The Cross of Snow

By Henry Wadsworth Longfellow 1807–1882 Henry Wadsworth Longfellow
In the long, sleepless watches of the night,
   A gentle face — the face of one long dead —
   Looks at me from the wall, where round its head
   The night-lamp casts a halo of pale light.
Here in this room she died; and soul more white
   Never through martyrdom of fire was led
   To its repose; nor can in books be read
   The legend of a life more benedight.
There is a mountain in the distant West
   That, sun-defying, in its deep ravines
   Displays a cross of snow upon its side.
Such is the cross I wear upon my breast
   These eighteen years, through all the changing scenes
   And seasons, changeless since the day she died.

Discover this poem’s context and related poetry, articles, and media.

Poet Henry Wadsworth Longfellow 1807–1882

POET’S REGION U.S., New England

SCHOOL / PERIOD Victorian

Subjects Living, Nature, Winter, Sorrow & Grieving, Death

Poetic Terms Sonnet

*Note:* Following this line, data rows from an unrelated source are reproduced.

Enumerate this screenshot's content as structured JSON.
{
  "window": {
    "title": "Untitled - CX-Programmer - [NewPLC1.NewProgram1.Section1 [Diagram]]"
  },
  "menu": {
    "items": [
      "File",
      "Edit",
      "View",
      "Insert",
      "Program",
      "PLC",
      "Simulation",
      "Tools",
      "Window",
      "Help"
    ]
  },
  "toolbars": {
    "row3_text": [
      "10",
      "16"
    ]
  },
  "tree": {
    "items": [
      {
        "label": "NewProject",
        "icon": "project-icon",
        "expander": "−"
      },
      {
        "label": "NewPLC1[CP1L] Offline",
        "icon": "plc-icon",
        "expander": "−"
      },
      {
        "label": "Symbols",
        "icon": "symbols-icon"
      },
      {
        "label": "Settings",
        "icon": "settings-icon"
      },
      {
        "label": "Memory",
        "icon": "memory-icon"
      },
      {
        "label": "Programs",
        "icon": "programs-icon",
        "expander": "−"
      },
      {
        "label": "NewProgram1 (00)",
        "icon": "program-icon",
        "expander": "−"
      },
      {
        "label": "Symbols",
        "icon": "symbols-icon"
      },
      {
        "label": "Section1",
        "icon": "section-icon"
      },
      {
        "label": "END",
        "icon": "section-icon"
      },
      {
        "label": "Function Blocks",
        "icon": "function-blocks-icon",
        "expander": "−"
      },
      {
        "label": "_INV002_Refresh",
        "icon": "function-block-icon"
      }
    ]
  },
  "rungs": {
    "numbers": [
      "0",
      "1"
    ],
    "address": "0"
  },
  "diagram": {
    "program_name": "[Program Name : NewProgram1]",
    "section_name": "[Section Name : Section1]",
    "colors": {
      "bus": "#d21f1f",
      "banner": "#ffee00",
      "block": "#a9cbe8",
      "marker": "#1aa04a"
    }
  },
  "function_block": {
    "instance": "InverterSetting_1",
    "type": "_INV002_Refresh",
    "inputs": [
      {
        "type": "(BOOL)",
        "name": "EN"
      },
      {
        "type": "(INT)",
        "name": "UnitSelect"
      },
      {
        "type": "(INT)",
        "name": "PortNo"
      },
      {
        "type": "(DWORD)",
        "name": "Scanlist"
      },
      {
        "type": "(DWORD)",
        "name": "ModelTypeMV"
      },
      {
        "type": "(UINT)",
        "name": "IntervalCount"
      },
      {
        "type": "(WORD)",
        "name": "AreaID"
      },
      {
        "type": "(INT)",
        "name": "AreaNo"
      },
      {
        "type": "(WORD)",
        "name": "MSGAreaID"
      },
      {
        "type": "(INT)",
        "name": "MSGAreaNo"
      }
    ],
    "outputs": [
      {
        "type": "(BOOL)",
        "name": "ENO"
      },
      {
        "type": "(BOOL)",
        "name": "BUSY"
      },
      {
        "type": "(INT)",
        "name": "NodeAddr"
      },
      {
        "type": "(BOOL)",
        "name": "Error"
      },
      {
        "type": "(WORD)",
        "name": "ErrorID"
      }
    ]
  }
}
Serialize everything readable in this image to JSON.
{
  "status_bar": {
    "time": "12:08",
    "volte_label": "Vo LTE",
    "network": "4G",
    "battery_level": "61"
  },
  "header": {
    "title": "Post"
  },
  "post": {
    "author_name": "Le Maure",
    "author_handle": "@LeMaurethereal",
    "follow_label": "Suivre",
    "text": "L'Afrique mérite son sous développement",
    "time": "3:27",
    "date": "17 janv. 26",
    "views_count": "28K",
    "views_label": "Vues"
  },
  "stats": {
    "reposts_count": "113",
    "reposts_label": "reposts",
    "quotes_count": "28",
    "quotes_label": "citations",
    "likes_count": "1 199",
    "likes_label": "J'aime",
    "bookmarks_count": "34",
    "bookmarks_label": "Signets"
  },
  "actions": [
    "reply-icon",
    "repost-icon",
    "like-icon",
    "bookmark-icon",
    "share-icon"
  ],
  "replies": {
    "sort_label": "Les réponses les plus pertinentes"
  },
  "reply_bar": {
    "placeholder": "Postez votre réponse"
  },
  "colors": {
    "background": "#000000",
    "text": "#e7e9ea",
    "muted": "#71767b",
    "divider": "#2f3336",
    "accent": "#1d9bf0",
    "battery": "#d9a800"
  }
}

 Henry Wadsworth  Longfellow

Biography

By far the most widely known and best-loved American poet of his time, Henry Wadsworth Longfellow achieved a level of national and international prominence possibly unequaled in the literary history of the United States. Poems such as "Paul Revere's Ride," Evangeline, A Tale of Acadie (1847), and "A Psalm of Life" became mainstays of national culture, long remembered by generations of readers who studied them in school. . . .

Continue reading this biography

Poem Categorization

SUBJECT Living, Nature, Winter, Sorrow & Grieving, Death

POET’S REGION U.S., New England

SCHOOL / PERIOD Victorian

Poetic Terms Sonnet

Report a problem with this poem

Originally appeared in Poetry magazine.

This poem has learning resources.

This poem is good for children.

This poem has related video.

This poem has related audio.